Mandela is accompanied by his former wife Winnie, moments after his release from prison February 11, 1990 after serving 27 years in jail. (Reuters)
In this February, 1990 photo, shortly after his release from 27 years in prison, Nelson Mandela, gives the black power salute to the 120,000 supporters packing Soccer City stadium in Soweto, near Johannesburg. (AP Photo)
Nelson Mandela showed his passport in February 19, 1990, shortly after his release from prison. The South African government authorized an application for himself and his wife Winnie - (Juda Ngwenya / Reuters)
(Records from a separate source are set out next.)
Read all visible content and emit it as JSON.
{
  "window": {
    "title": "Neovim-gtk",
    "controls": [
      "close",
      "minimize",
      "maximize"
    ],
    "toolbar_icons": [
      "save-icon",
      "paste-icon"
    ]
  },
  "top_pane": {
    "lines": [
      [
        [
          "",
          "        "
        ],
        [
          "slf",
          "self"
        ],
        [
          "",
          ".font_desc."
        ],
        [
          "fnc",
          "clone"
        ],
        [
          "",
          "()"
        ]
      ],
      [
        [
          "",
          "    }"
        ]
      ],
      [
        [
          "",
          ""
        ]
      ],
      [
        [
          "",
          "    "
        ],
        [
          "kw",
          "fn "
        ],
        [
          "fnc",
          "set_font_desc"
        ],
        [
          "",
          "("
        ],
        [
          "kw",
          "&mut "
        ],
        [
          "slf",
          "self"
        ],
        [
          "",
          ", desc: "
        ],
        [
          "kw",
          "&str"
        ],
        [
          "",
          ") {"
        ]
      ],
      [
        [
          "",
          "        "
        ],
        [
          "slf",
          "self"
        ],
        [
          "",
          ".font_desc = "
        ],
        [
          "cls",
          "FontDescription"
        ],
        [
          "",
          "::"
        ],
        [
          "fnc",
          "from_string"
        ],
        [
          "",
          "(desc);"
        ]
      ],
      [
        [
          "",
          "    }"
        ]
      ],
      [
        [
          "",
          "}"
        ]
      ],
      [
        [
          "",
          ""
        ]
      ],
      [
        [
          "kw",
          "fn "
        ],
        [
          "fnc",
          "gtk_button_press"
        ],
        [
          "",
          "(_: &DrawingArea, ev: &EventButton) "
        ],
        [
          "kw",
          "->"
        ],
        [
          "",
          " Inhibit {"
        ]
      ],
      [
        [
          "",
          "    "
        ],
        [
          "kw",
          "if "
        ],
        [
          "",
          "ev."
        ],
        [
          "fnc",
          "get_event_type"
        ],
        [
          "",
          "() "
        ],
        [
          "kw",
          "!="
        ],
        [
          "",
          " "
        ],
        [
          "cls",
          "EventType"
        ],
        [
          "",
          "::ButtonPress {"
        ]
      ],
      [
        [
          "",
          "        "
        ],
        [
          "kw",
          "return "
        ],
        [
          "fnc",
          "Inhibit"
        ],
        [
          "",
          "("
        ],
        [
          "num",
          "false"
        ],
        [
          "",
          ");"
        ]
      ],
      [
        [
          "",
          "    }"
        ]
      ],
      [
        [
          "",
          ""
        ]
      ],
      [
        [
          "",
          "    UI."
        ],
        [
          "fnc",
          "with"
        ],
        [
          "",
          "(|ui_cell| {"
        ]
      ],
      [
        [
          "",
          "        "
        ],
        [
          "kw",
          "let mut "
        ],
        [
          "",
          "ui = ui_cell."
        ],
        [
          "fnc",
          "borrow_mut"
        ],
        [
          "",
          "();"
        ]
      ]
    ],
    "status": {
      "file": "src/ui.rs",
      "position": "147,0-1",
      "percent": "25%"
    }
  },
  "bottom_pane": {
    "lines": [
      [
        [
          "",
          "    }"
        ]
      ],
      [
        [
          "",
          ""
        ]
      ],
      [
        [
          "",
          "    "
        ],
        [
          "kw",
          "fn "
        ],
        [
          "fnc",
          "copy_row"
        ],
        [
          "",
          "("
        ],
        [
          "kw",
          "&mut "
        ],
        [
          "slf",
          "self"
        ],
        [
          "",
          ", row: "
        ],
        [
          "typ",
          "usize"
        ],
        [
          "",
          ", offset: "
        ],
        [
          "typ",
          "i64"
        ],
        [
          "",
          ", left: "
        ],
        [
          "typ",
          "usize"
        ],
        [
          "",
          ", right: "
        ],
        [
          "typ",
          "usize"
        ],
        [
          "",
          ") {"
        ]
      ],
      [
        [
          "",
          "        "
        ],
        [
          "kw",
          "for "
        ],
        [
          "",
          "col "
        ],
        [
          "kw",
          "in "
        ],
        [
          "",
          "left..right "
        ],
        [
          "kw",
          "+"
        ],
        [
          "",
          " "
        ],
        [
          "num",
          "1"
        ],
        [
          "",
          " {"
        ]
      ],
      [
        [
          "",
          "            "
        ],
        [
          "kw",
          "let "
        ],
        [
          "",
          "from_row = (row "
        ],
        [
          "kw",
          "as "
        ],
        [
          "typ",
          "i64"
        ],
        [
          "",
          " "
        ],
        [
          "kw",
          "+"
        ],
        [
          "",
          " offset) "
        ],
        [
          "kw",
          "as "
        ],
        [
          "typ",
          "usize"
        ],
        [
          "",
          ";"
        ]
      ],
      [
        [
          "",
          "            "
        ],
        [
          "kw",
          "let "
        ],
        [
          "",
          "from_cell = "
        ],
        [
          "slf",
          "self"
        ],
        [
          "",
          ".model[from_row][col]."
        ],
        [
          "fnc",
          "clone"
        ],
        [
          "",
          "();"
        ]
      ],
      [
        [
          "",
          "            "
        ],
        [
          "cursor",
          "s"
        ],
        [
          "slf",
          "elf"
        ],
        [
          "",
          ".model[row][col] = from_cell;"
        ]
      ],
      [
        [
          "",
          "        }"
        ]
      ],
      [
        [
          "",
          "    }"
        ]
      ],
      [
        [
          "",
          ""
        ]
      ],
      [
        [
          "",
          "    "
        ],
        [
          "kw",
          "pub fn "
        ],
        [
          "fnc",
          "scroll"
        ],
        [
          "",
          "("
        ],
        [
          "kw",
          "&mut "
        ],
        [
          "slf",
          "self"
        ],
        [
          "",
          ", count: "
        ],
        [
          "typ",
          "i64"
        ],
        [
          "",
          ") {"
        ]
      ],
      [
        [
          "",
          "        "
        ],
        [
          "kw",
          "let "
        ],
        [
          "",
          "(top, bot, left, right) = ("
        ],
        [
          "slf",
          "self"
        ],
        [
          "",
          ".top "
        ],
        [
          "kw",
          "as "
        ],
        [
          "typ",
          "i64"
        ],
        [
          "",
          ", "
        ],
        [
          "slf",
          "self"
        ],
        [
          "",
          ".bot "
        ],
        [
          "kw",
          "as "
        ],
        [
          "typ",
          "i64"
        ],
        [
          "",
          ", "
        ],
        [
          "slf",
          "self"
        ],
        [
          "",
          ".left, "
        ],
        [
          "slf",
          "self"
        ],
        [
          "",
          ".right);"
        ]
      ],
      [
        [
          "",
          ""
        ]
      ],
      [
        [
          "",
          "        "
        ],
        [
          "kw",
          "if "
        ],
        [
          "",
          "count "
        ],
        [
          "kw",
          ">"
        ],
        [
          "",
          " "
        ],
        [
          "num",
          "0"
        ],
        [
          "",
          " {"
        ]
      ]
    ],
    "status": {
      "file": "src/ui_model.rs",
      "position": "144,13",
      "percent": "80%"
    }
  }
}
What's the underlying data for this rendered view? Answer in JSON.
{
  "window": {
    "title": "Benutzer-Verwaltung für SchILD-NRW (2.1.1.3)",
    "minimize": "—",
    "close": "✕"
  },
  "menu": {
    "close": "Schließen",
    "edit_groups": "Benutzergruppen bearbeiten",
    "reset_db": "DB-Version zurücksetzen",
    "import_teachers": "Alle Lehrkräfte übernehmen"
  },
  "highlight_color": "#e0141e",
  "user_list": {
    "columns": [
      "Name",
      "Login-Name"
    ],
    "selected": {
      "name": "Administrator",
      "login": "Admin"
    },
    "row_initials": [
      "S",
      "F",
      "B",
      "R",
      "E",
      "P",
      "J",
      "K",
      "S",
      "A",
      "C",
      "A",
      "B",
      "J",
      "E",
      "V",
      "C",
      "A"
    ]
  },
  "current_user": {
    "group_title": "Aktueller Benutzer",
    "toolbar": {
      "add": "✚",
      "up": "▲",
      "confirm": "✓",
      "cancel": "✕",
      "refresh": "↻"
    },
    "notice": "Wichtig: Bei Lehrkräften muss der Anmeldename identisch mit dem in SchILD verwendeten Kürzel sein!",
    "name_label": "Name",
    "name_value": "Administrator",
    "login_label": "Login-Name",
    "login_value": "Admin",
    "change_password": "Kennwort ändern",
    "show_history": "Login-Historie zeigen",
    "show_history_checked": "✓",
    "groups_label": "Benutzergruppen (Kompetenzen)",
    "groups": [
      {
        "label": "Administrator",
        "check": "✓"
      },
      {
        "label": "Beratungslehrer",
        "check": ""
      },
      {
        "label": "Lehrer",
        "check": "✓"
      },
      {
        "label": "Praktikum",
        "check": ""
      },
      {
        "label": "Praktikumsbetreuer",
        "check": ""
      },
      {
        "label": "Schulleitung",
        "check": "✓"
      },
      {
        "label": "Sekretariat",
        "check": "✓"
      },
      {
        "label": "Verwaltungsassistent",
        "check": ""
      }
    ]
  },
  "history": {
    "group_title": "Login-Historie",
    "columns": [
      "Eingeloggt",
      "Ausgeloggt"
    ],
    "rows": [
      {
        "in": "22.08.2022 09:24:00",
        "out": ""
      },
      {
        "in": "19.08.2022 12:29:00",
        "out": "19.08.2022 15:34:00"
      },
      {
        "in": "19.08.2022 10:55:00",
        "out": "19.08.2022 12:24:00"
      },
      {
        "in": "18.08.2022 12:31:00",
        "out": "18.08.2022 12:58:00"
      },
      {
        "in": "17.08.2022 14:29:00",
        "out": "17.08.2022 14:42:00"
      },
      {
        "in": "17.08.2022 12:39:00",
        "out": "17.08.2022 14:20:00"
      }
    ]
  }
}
In this July 27, 1991 photo, Cuban President Fidel Castro, and Nelson Mandela gesture during the celebration of the "Day of the Revolution" in Matanzas, Cuba. (AP Photo)
In this July 4, 1993 photo, President Bill Clinton and Nelson Mandela listen during Fourth of July ceremonies in Philadelphia during which Clinton presented the Philadelphia Liberty Medal to the African National Congress president and South African President F.W. de Klerk. (AP Photo/Greg Gibson)
President of the African National Congress Nelson Mandela acknowledges cheers from the crowd as he prepares to unveil the ANC's official election platform in 1994. (AP Photo/David Brauchli)
African National Congress (ANC) leader Nelson Mandela greeted residents of Mmabatho in March 1994, during a visit after the nominal homeland came under South African control following the ousting of the former President Lucas Mangope. (Reuters/Howard Burditt)
South African President Nelson Mandela smiles with actor Sidney Poitier at a press conference in Cape Town in 1996. Poitier played Mandela in the film "One Man, One Vote" (AP Photo / Sasa Kralj)
South African President Nelson Mandela waves to crowds as he sits next to Queen Elizabeth II in a an open carriage on the way to Buckingham Palace.(AP/Louisa Buller)
Chairman of the Constitutional Assembly Cyril Ramaphosa, left, holds up a copy of the country's constitution which was signed by President Nelson Mandela, in December 1996. (AP Photo / Adil Bradlow / POOL)
Nelson Mandela at a news conference in Johannesburg in February 2000. (AP Photo / Denis Farrell)
South African rugby captain Francois Pienaar, right, received the Rugby World Cup trophy from President Nelson Mandela also wearing a South African rugby shirt, after South Africa defeated New Zealand in the Rugby World Cup , in 1995. (AP Photo / Ross Setford)